Shame on me – I never really associated this delectable baked goodie with Easter until I read Julie’s post about it in her blog, A Mingling of Tastes. She shares:
Even though I was Catholic growing up, I probably never would have eaten a hot cross bun if it weren’t for that cute little song , which I probably learned in pre-school or someplace like that. With such a catchy tune running through my head, I naturally wanted to eat a hot cross bun. Luckily, a bakery near our house made them during lent, and I remember liking the sweet little yeast rolls studded with bits of fruit and spices.
What we know as a hot cross bun became popular in Tudor England in the 1500s, but the pagan inhabitants of the British Isles probably made similar bread marked with a cross to honor Eostre, their goddess of light for whom Easter was named, according to the Oxford Companion to Food. This tradition of offering bread to the gods goes back to the Greeks and Romans and even further to the Egyptians who took a great leap toward modern civilization when they traded blood sacrifices for far less messy offerings of bread.
Today, hot cross buns aren’t really an offering, but a traditional holiday food eaten on Good Friday (also known as “the day of the cross”) and throughout Lent to remind us of Jesus’ cross.
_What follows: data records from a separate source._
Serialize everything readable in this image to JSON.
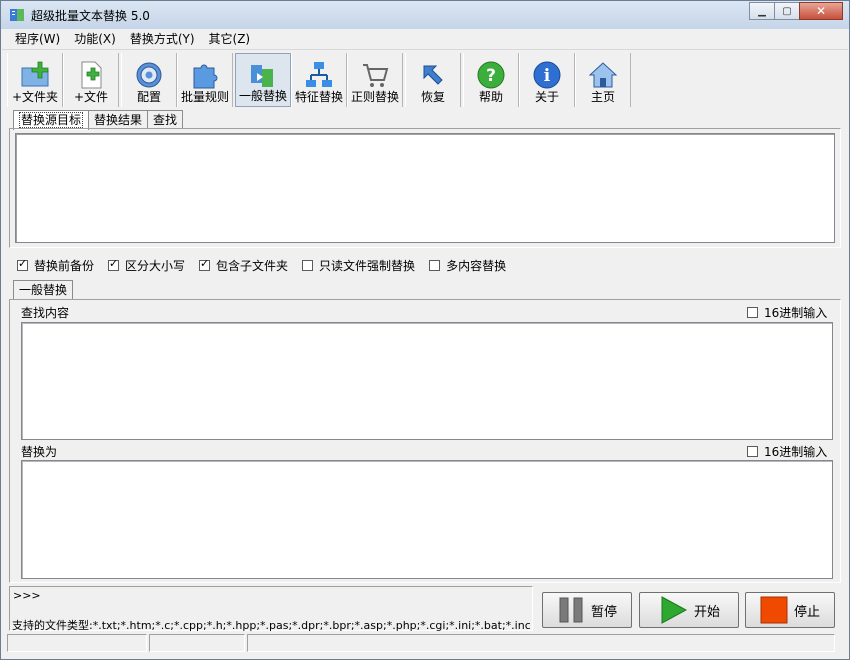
{
  "window": {
    "title": "超级批量文本替换 5.0"
  },
  "menu": [
    "程序(W)",
    "功能(X)",
    "替换方式(Y)",
    "其它(Z)"
  ],
  "toolbar": [
    {
      "label": "+文件夹",
      "icon": "add-folder-icon"
    },
    {
      "label": "+文件",
      "icon": "add-file-icon"
    },
    {
      "label": "配置",
      "icon": "config-gear-icon"
    },
    {
      "label": "批量规则",
      "icon": "puzzle-icon"
    },
    {
      "label": "一般替换",
      "icon": "normal-replace-icon"
    },
    {
      "label": "特征替换",
      "icon": "feature-replace-icon"
    },
    {
      "label": "正则替换",
      "icon": "cart-icon"
    },
    {
      "label": "恢复",
      "icon": "restore-arrow-icon"
    },
    {
      "label": "帮助",
      "icon": "help-icon"
    },
    {
      "label": "关于",
      "icon": "info-icon"
    },
    {
      "label": "主页",
      "icon": "home-icon"
    }
  ],
  "top_tabs": [
    "替换源目标",
    "替换结果",
    "查找"
  ],
  "options": [
    {
      "label": "替换前备份",
      "checked": true
    },
    {
      "label": "区分大小写",
      "checked": true
    },
    {
      "label": "包含子文件夹",
      "checked": true
    },
    {
      "label": "只读文件强制替换",
      "checked": false
    },
    {
      "label": "多内容替换",
      "checked": false
    }
  ],
  "replace_tab": "一般替换",
  "find": {
    "label": "查找内容",
    "hex_label": "16进制输入",
    "value": ""
  },
  "replace": {
    "label": "替换为",
    "hex_label": "16进制输入",
    "value": ""
  },
  "log": {
    "prompt": ">>>",
    "filetypes": "支持的文件类型:*.txt;*.htm;*.c;*.cpp;*.h;*.hpp;*.pas;*.dpr;*.bpr;*.asp;*.php;*.cgi;*.ini;*.bat;*.inc;*.java;*.py;*.dfm"
  },
  "buttons": {
    "pause": "暂停",
    "start": "开始",
    "stop": "停止"
  },
  "colors": {
    "start_green": "#2fa82f",
    "stop_orange": "#f04a00",
    "pause_gray": "#707070"
  }
}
Like her, I probably first heard of the buns from that nursery rhyme that every little kid knows. What I didn’t know was their pagan origins. Oh well, the buns are good. Why not try serving them come Good Friday? Julie shares a recipe in her blog as well.